◆ Problem to solve: Every line of the material below that holds the string "启动训练任务" should be copied.

◆ Input material:

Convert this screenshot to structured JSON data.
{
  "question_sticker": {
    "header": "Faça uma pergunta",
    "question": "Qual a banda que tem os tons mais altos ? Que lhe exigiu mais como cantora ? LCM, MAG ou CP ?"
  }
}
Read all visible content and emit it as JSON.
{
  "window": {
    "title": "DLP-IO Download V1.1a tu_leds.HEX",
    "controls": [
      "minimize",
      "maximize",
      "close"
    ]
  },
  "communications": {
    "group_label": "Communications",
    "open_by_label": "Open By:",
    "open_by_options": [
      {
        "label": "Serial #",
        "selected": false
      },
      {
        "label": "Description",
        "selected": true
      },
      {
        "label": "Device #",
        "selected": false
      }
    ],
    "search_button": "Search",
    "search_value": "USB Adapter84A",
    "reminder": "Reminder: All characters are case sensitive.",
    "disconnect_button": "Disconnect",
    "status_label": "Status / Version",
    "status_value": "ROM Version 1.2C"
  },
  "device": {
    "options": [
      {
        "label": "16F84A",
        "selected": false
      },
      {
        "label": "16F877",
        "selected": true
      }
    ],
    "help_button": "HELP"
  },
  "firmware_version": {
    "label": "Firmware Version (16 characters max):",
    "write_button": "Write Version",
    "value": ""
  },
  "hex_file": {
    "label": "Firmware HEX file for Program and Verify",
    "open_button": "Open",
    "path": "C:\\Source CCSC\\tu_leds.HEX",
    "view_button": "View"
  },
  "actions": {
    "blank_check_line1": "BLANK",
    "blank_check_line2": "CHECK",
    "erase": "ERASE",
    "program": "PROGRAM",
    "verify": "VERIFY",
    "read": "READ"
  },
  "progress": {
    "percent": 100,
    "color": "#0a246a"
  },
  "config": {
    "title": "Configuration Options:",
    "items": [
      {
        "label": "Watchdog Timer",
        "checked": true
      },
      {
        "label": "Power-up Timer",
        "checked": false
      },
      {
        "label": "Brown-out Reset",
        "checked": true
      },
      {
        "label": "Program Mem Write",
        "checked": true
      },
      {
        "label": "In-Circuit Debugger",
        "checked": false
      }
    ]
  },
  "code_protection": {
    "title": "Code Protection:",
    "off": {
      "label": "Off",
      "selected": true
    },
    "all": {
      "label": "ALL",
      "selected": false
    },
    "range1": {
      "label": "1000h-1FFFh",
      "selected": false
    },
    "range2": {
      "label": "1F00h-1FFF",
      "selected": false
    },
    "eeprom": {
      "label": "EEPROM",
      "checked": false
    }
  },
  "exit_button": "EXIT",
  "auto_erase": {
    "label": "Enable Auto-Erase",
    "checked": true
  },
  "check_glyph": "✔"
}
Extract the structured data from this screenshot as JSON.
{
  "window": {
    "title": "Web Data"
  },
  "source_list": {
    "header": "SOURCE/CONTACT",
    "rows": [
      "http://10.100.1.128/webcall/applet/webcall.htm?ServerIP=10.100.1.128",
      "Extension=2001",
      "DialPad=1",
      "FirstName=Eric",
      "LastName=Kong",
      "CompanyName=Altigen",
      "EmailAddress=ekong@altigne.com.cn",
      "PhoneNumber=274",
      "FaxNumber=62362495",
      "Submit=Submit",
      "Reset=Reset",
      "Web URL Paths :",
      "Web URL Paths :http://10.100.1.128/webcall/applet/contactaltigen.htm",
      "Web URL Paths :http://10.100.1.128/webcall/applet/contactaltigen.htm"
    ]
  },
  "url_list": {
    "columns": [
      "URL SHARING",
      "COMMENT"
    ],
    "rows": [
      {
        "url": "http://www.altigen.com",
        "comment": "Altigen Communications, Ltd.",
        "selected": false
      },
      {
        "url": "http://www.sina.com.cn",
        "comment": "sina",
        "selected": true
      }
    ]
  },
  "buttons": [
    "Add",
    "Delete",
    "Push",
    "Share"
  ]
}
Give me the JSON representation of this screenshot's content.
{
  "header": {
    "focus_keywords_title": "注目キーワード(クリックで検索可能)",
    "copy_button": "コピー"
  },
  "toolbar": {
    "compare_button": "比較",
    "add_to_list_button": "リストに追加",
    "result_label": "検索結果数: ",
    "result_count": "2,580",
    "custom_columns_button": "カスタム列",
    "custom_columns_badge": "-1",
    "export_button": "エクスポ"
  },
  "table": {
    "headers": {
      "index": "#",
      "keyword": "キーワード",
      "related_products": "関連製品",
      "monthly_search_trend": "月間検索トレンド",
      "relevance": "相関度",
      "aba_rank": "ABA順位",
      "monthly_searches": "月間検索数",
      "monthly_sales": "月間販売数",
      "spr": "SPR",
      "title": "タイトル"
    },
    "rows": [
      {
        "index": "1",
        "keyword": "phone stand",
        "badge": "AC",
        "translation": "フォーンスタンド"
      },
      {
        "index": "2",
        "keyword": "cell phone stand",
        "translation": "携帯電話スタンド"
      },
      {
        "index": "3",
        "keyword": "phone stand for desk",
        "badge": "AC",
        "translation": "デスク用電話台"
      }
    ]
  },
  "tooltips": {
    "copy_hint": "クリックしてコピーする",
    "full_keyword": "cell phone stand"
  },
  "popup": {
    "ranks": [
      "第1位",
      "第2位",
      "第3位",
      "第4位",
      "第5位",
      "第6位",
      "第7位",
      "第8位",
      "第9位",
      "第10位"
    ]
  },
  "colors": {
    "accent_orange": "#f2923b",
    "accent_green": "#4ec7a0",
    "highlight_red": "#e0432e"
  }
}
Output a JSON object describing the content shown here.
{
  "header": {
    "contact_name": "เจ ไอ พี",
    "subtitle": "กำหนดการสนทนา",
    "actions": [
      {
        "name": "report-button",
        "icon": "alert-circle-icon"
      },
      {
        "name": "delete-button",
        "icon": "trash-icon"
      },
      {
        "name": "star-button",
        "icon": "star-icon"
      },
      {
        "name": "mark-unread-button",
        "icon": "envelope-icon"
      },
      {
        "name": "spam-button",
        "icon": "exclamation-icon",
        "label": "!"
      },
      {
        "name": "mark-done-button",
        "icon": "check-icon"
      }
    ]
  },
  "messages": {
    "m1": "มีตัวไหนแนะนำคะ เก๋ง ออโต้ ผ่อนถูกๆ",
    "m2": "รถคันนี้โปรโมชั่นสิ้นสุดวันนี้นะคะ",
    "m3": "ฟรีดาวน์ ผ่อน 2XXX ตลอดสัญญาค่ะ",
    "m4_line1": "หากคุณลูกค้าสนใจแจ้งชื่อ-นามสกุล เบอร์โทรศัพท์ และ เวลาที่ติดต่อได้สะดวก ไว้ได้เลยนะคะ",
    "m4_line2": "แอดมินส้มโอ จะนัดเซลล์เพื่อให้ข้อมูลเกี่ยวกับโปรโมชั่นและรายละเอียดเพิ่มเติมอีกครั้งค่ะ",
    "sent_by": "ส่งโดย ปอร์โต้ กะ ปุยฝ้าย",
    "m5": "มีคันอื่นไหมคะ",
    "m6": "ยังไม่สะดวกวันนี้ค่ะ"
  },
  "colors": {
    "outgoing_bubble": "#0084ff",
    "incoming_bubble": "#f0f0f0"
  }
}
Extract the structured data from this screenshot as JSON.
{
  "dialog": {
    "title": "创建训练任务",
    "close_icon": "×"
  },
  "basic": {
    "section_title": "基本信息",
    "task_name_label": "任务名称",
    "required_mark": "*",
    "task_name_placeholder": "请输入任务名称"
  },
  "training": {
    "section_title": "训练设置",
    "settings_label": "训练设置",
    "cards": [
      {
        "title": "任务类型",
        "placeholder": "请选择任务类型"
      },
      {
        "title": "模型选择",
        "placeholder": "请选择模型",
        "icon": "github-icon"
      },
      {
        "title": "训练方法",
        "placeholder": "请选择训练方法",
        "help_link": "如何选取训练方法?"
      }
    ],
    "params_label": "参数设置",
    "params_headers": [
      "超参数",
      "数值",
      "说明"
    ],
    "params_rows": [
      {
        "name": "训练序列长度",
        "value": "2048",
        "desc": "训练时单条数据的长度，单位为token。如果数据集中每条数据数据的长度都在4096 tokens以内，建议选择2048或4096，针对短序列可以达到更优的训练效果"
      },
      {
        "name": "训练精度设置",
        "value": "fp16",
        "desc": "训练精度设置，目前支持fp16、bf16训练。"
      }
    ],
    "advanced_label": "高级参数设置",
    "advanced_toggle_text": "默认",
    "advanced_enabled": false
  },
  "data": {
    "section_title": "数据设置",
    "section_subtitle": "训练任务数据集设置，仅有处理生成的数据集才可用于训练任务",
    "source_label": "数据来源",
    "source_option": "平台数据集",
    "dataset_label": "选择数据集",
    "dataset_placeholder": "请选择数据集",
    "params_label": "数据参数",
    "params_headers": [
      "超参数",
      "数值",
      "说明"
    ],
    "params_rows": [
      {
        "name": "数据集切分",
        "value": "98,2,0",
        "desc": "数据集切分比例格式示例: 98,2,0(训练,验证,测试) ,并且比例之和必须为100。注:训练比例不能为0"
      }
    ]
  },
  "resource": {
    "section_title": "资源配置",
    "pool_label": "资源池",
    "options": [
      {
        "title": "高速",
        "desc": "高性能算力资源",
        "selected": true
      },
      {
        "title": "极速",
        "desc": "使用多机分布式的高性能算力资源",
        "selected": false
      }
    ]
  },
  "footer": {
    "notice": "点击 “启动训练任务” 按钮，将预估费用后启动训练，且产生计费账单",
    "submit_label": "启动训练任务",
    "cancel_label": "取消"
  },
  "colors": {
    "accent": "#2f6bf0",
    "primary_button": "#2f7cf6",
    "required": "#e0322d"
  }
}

◆ Exercise result:
    "notice": "点击 “启动训练任务” 按钮，将预估费用后启动训练，且产生计费账单",
    "submit_label": "启动训练任务",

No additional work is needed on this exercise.